Sterling Research.pngThe Sperling research illustrates the risk and the area of each threat.   While the datacenter distance of a hundred miles is never a problem in the U.S; for some European or Asian countries with a smaller geographical size, the easiest solution would be to position a backup site in a neighboring country with compatible laws and regulations.  To mitigate most of the risks, industry consensus suggests you place a disaster recovery location somewhere between 30 miles (50 kilometers) and 100 miles (160 kilometers) away from your primary location. But again, please do your risk assessment first.  By performing a risk assessment on the business that includes threats to the physical location of operations, labor force availability and customer locations, the business will be able to make informed decisions on “how far is far enough”.


So, is GAD distance support of 500km overkill? Quite the opposite, many customer requests drove this enhancement; the demand came from our customers who already own their datacenters, or operate in co-locations, with many of these customers located outside the U.S. 


The IT industry already recognizes Hitachi’s resiliency as the gold standard, but did you ever wonder why our engineering is so good at it? High availability requirements from our Japanese customers are some of the most demanding due to the risk associated with doing business in one the densest populated areas in the world which is exposed to nearly every possible natural disaster risk (below extract from Lloyd’s City Risk Index report).

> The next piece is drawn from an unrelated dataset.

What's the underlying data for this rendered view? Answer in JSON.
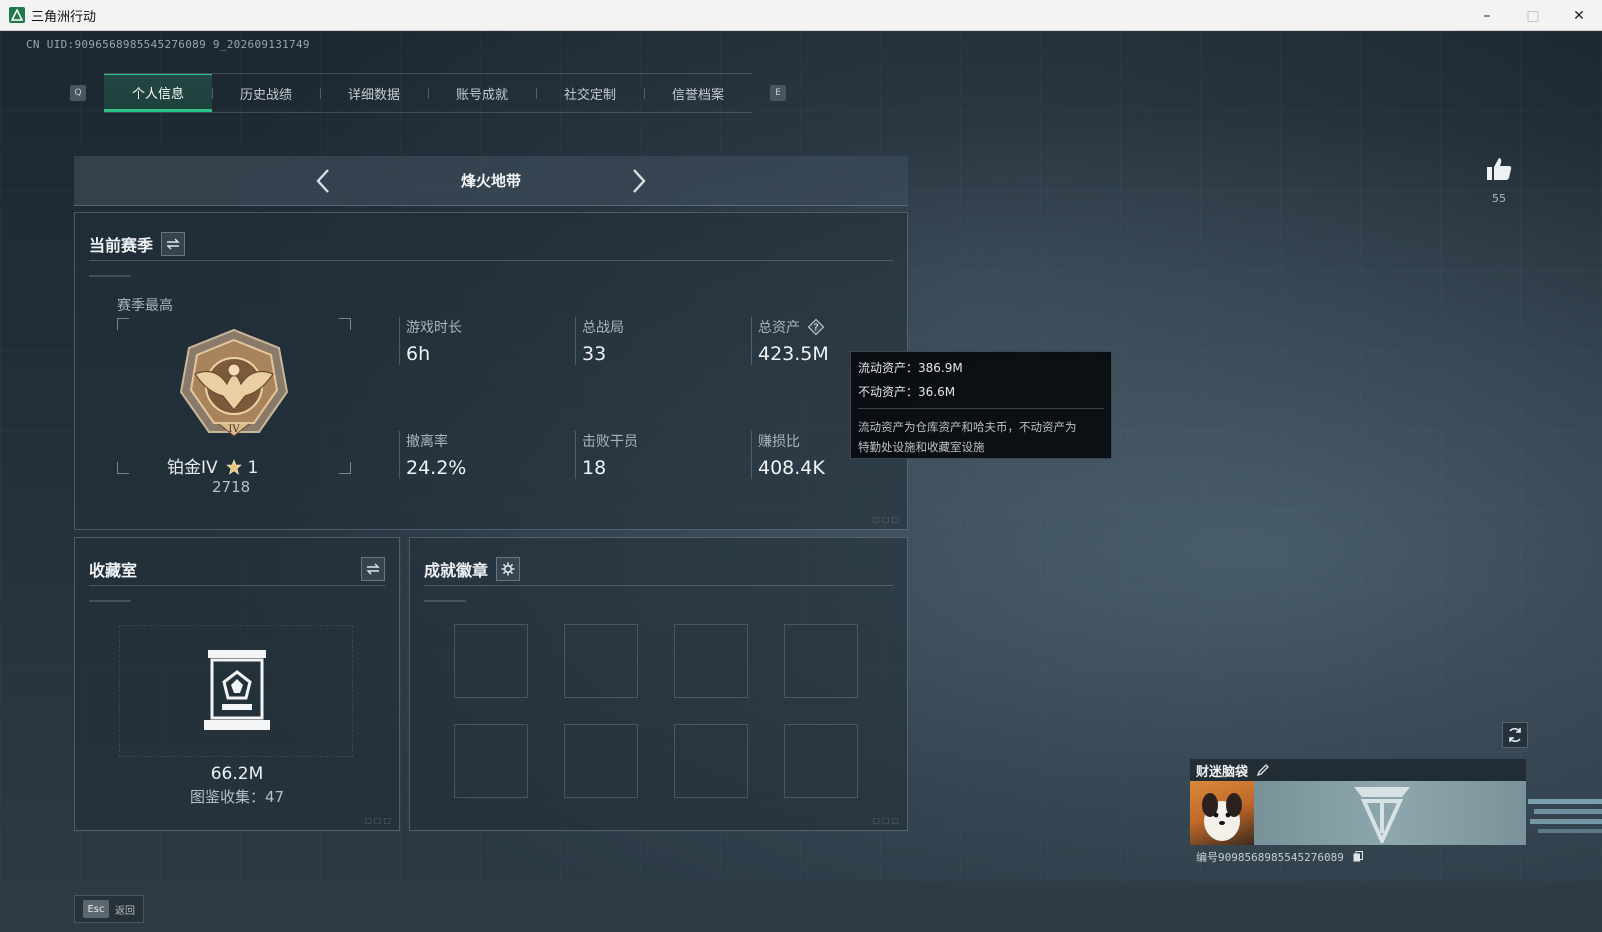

WW Cities Risk.png
The Lloyd’s City Risk Index quantifies exposure potential in 301 cities from both man-made and natural threats. Tokyo, which is vulnerable to a much wider combination of risks, including natural (e.g. Tsunami, wind storm, earth quake, flooding, etc) and man-made, sits near the top of Lloyd’s list (after Tapei) with 183 $US Billion in gross domestic product (GDP) at risk. New York City is the highest U.S. city with 91 $US Billion in GDP at risk.  Tokyo businesses need their active-active data center requirements extended to 500km to support their business continuity plan. 

WW Cities Risk Ranking.png

Another Hitachi customer from Switzerland assisted us in the validation as they needed to go beyond the 70 miles (120km) distance to accommodate the location of their secondary data center; it was too cost prohibitive to deploy a high-availability solution outside their existing datacenter locations.


What made an impression on me after interviewing Product Manager  (Tom Attanese) was the Hitachi VSP F series test results from our solution engineering that demonstrated the low and consistent latency of the GAD 500km extension.  Keep in mind that the read I/Os are executed locally.  It is only the write I/Os that incurred the response time increases by 1 millisecond per 100km round trip. See the following chart of the Hitachi VSP F series test results at local, 100km, 200km, 300km and 500km distances. Response time is pretty much flat until the workload saturates the system.

GAD long distance test results.png

If you feels only partially prepared or totally unprepared to meet your business continuity goals or you need to raise your SLAs to 24x7 to stay online and be competitive, or thought that a synchronous active-active storage solution was out of reach due to the distance between your datacenters; we are here to help with enterprise wide high availability and disaster recovery solutions.  


I am looking forward to your comments.




Patrick Allaire